After a breakfast of daliya (broken wheat) or channa (chickpeas), Khan said, he would walk for a few minutes before going to his barrack and relaxing on his fatta (a bed made using a blanket and a bedsheet).
“People sleep very close to one another so forget social distancing; you are surrounded by millions of flies all the time,” he wrote. “You have to keep flicking them away. Even if you stop in between for 5-10 minutes, they rest on your body.”
Khan said he ate the watery dal and boiled vegetables served daily only to survive. “Due to the coronavirus, nobody can even meet me from outside. Otherwise they would bring me fruits and that would be good enough to survive on, but not now.”
“With just one attached toilet, 125-150 inmates, the smell of their sweat and urine mixed with unbearable heat due to electricity cuts makes life hell over here: A living hell indeed.
“I try to read but cannot focus due to suffocation. It sometimes feels that I might fall due to dizziness caused by that suffocation. So I keep on drinking water.”

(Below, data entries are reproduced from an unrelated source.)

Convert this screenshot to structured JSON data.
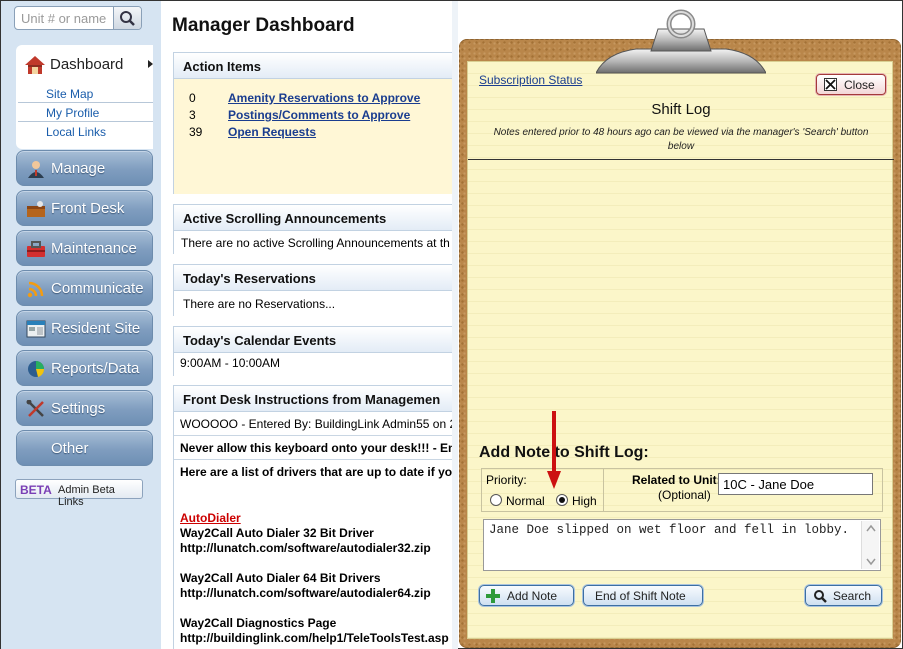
{
  "sidebar": {
    "search_placeholder": "Unit # or name",
    "dashboard_label": "Dashboard",
    "sublinks": [
      "Site Map",
      "My Profile",
      "Local Links"
    ],
    "nav": [
      "Manage",
      "Front Desk",
      "Maintenance",
      "Communicate",
      "Resident Site",
      "Reports/Data",
      "Settings",
      "Other"
    ],
    "beta_badge": "BETA",
    "beta_label": "Admin Beta Links"
  },
  "main": {
    "title": "Manager Dashboard",
    "action_items": {
      "header": "Action Items",
      "rows": [
        {
          "count": "0",
          "label": "Amenity Reservations to Approve"
        },
        {
          "count": "3",
          "label": "Postings/Comments to Approve"
        },
        {
          "count": "39",
          "label": "Open Requests"
        }
      ]
    },
    "announcements": {
      "header": "Active Scrolling Announcements",
      "text": "There are no active Scrolling Announcements at th"
    },
    "reservations": {
      "header": "Today's Reservations",
      "text": "There are no Reservations..."
    },
    "calendar": {
      "header": "Today's Calendar Events",
      "text": "9:00AM - 10:00AM"
    },
    "front_desk": {
      "header": "Front Desk Instructions from Managemen",
      "line1": "WOOOOO - Entered By: BuildingLink Admin55 on 2",
      "line2": "Never allow this keyboard onto your desk!!! - Ente",
      "line3": "Here are a list of drivers that are up to date if you",
      "autodialer": "AutoDialer",
      "d1_title": "Way2Call Auto Dialer 32 Bit Driver",
      "d1_url": "http://lunatch.com/software/autodialer32.zip",
      "d2_title": "Way2Call Auto Dialer 64 Bit Drivers",
      "d2_url": "http://lunatch.com/software/autodialer64.zip",
      "d3_title": "Way2Call Diagnostics Page",
      "d3_url": "http://buildinglink.com/help1/TeleToolsTest.asp"
    }
  },
  "shift_log": {
    "subscription_status": "Subscription Status",
    "close_label": "Close",
    "title": "Shift Log",
    "note": "Notes entered prior to 48 hours ago can be viewed via the manager's 'Search' button below",
    "add_title": "Add Note to Shift Log:",
    "priority_label": "Priority:",
    "priority_options": [
      "Normal",
      "High"
    ],
    "priority_selected": "High",
    "related_label": "Related to Unit:",
    "optional_label": "(Optional)",
    "unit_value": "10C - Jane Doe",
    "note_text": "Jane Doe slipped on wet floor and fell in lobby.",
    "add_note_label": "Add Note",
    "end_shift_label": "End of Shift Note",
    "search_label": "Search"
  },
  "colors": {
    "link": "#1a3d8f",
    "nav_blue": "#7f9dbf",
    "arrow_red": "#cc1111",
    "clipboard": "#b9864a",
    "autodialer_red": "#cc0000"
  },
  "icons": [
    "search-icon",
    "home-icon",
    "manager-icon",
    "front-desk-icon",
    "toolbox-icon",
    "wifi-icon",
    "resident-site-icon",
    "pie-chart-icon",
    "tools-icon",
    "close-icon",
    "plus-icon",
    "magnifier-icon"
  ]
}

He said it was impossible to focus on anything. “After reading the maghrib prayers, I sit with a novel for a long time, trying to read at least a bit. But all in vain as it is so suffocating that I can’t just explain…
“The entire barrack seems like fish market infused with all kinds of smells including those someone coughing, sneezing, farting, urinating or sweating. Some people snore, some fight, some scratch themselves,” he said.
“Usually the entire night is spent sitting, waiting for the morning.”